I realized that as I was changing my diet, I was in actuality participating in The Tempe Challange again. I was depending on tempe, also known as “tempeh”, as a main protein source.
The Tempe Challenge is a resource used to build muscle mass by eating tempeh as a protein source. I had developed and initiated this idea in 2014 to increase the awareness on tempeh as a cheap, environmentally friendly, and tasty protein source. In this book, I document how I went through the steps of the challenge in a much more robust way. It includes how I developed some out-of-the-box tempeh recipes to keep the journey exciting.
Again, this is not a scientific examination because the only control that I had was tempeh consumption and fasting. This diet was an effort to show tempeh as my main protein source and that I could still be healthy and move forward in shaping my body.
This is the mos beautiful thing I’ve ever made so far.
Suckling pork rice is a meal with almost all parts of a whole pork cooked and seasoned in different ways. It is a Balinese signature dish that resembles its traditional ceremony to cook a whole pork and also the ways Balinese construct their flavor preference from what is available in nature. I would say this is one of Indonesian cooking styles that would make your eyes glare widely and say ,”I never imagined such flavors exist”.
This specific “Sari Kembar” suckling porkrice is what I always crave outisde Bali for 16 years, not moved by the others. This is my favorite because it has whole rounds of dishes which none of them is too greasy: roasted and yellow-seasoned pork meats and fats, pork spiced satay, pork fried lungs, pork fried chopped ribs, crispy pork skin, and pork bone soup with banana stem. The side dishes are usually stirfried cassava leaves, a mixture of stirfried jackfruit-haricot-papaya meat, and sambal.
The whole meal provides a wide range of flavor variations but rooting to one typical character, which Balinese calls it a “full seasoning”: shallots, chili, ginger, kunci (fingerroot, Boesenbergia rotunda), galangal, turmeric, kencur, lemongrass, cloves, citrus leaves, and could be many more depending to each region.

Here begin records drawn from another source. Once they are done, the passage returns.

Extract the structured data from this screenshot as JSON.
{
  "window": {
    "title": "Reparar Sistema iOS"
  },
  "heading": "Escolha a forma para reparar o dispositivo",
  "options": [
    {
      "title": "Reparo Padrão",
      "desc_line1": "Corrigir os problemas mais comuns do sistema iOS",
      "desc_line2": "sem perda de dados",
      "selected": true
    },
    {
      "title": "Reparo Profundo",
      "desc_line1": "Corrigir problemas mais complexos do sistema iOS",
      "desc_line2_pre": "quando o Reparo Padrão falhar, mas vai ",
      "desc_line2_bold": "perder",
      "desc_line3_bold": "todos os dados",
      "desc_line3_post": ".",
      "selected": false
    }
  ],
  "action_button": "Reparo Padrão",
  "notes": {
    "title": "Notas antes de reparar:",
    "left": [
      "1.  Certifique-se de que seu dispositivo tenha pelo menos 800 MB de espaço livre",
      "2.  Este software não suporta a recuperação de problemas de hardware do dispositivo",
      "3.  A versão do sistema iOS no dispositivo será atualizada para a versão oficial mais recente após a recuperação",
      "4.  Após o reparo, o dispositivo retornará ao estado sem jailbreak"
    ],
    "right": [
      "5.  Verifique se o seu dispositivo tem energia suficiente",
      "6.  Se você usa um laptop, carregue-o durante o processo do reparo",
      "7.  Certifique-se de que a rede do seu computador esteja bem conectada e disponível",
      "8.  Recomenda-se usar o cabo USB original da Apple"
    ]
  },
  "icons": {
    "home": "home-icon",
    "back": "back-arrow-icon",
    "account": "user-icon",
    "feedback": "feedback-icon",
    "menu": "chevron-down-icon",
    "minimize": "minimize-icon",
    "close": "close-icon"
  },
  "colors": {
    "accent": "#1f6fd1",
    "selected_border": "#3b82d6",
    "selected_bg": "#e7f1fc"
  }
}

This is my first time trying a single-origin luwak coffee (pea berry), accompanied with some bites of fried banana/plantain like how many Indonesians have their snack or brunch time. The first time I opened the coffee container, I smelled something like no other coffee. If I’m to map the aroma, it was more like ‘scattering’. Just from its aroma you would notice there are lots of byproducts from the fermentation, making it rich and highly multi-dimensional, like a full circle. I could smell coffee’s disctinct ‘roasted’, slightly acidic and slightly bitter aroma, together with some mild and bold savoriness. There are also probably umami and kokumi that give the ‘body’, which was steeper than the deep body I tasted from the multi-origin luwak coffee I tried.
Single-origin luwak coffee is produced by processing coffee beans excreted from luwak after digestion (re: feces), which single bean type is selected before making it available to the luwak to eat.
Let’s take a moment to appreciate how artsy Indonesian putu is. Putu cake is aa steamed rice flour cake filled with coconut sugar and topped with shredded coconut. The seller usually carries the whole container and steamer on his/her shoulder, followed by the distinct whistling sound out from the small whole used to steam the cake. Putu seller usually has “klepon” as well, a chewy and round cake with similar ingredients, but with sticky rice flour instead of the regular one.